------ DATASET RECORDS

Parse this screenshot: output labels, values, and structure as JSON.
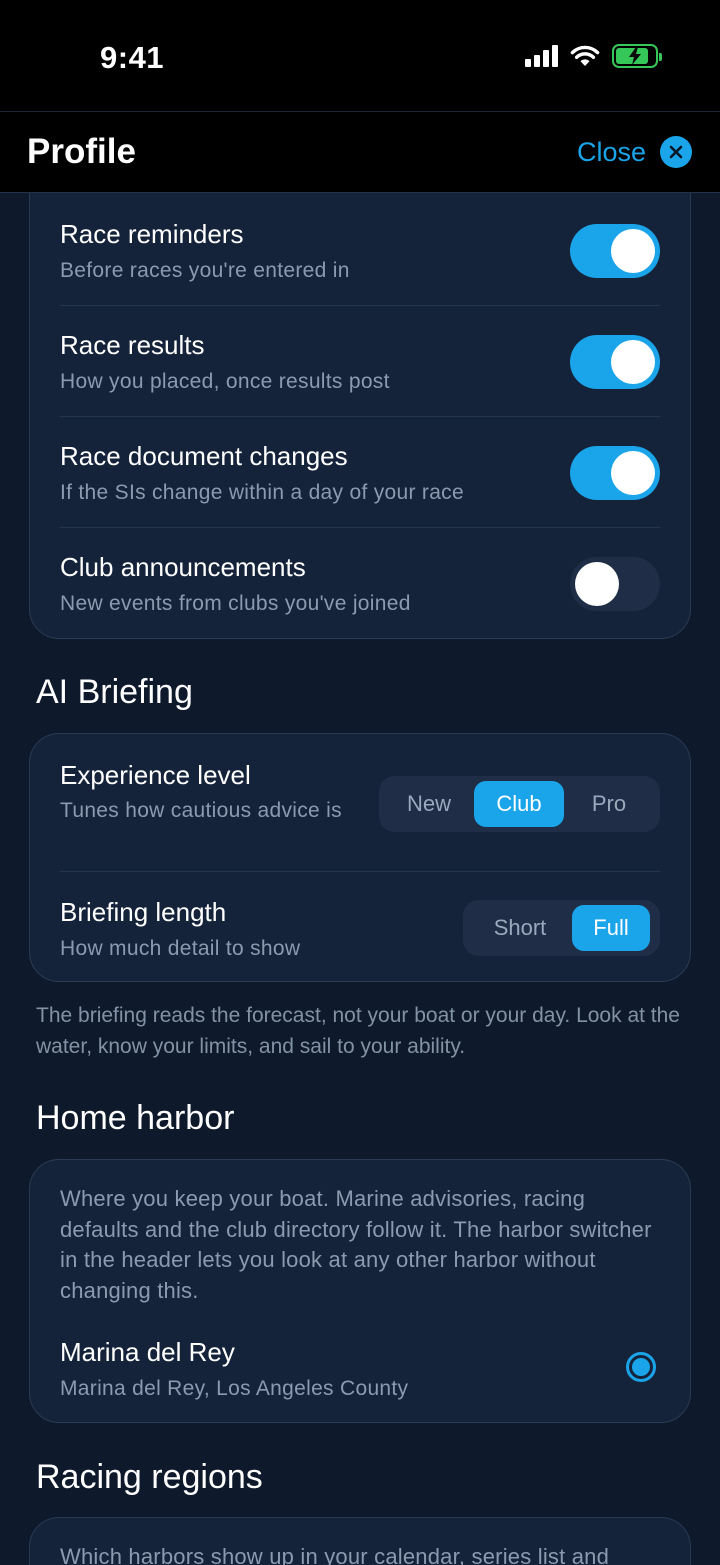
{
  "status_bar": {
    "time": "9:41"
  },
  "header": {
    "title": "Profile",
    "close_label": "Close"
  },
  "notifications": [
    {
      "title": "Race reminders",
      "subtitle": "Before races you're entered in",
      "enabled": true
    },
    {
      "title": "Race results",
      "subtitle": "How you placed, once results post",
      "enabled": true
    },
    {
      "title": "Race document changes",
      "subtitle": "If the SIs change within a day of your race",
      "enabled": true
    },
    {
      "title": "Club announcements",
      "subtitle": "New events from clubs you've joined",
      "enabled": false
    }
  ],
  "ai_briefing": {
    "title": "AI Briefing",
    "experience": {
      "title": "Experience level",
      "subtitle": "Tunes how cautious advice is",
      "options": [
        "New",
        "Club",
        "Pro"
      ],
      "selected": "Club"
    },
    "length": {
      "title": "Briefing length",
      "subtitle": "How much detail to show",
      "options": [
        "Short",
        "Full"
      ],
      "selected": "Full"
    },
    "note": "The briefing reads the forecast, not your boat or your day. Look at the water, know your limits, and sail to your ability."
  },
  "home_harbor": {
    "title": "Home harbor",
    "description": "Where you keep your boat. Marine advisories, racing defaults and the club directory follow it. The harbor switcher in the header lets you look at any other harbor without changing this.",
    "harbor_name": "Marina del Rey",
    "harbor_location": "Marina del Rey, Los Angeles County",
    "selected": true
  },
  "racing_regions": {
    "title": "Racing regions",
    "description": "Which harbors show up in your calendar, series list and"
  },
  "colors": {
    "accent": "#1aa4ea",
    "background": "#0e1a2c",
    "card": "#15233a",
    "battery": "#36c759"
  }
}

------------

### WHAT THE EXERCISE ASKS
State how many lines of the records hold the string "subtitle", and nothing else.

### RESPONSE
6